Output every record below precisely as it is written.

[Website and app data records]
——————

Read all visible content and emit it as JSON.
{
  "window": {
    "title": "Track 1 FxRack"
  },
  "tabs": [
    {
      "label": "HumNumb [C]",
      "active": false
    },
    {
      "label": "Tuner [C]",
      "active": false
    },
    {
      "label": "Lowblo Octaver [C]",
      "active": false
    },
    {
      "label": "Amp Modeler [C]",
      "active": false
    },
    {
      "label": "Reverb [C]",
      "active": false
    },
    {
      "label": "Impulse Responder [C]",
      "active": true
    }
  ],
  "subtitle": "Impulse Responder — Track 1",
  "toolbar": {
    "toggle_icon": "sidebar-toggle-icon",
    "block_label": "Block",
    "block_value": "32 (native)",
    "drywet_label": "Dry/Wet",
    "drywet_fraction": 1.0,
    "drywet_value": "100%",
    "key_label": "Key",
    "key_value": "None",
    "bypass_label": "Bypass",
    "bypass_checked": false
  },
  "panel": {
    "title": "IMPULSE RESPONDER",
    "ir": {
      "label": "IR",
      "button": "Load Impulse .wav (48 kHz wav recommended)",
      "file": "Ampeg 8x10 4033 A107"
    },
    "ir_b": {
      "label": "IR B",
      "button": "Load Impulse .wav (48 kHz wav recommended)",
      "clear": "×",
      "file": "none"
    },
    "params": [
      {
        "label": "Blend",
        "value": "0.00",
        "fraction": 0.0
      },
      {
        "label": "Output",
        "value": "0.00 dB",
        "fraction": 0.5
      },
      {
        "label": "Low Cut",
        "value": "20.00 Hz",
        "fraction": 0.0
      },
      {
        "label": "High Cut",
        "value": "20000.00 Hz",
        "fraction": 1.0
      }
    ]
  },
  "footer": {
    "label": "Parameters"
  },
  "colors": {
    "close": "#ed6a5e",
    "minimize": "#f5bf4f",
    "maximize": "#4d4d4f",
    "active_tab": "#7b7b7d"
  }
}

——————

EXERCISE RESPONSE:
Read all visible content and emit it as JSON.
{
  "window": {
    "title": "Track 1 FxRack"
  },
  "tabs": [
    {
      "label": "HumNumb [C]",
      "active": false
    },
    {
      "label": "Tuner [C]",
      "active": false
    },
    {
      "label": "Lowblo Octaver [C]",
      "active": false
    },
    {
      "label": "Amp Modeler [C]",
      "active": false
    },
    {
      "label": "Reverb [C]",
      "active": false
    },
    {
      "label": "Impulse Responder [C]",
      "active": true
    }
  ],
  "subtitle": "Impulse Responder — Track 1",
  "toolbar": {
    "toggle_icon": "sidebar-toggle-icon",
    "block_label": "Block",
    "block_value": "32 (native)",
    "drywet_label": "Dry/Wet",
    "drywet_fraction": 1.0,
    "drywet_value": "100%",
    "key_label": "Key",
    "key_value": "None",
    "bypass_label": "Bypass",
    "bypass_checked": false
  },
  "panel": {
    "title": "IMPULSE RESPONDER",
    "ir": {
      "label": "IR",
      "button": "Load Impulse .wav (48 kHz wav recommended)",
      "file": "Ampeg 8x10 4033 A107"
    },
    "ir_b": {
      "label": "IR B",
      "button": "Load Impulse .wav (48 kHz wav recommended)",
      "clear": "×",
      "file": "none"
    },
    "params": [
      {
        "label": "Blend",
        "value": "0.00",
        "fraction": 0.0
      },
      {
        "label": "Output",
        "value": "0.00 dB",
        "fraction": 0.5
      },
      {
        "label": "Low Cut",
        "value": "20.00 Hz",
        "fraction": 0.0
      },
      {
        "label": "High Cut",
        "value": "20000.00 Hz",
        "fraction": 1.0
      }
    ]
  },
  "footer": {
    "label": "Parameters"
  },
  "colors": {
    "close": "#ed6a5e",
    "minimize": "#f5bf4f",
    "maximize": "#4d4d4f",
    "active_tab": "#7b7b7d"
  }
}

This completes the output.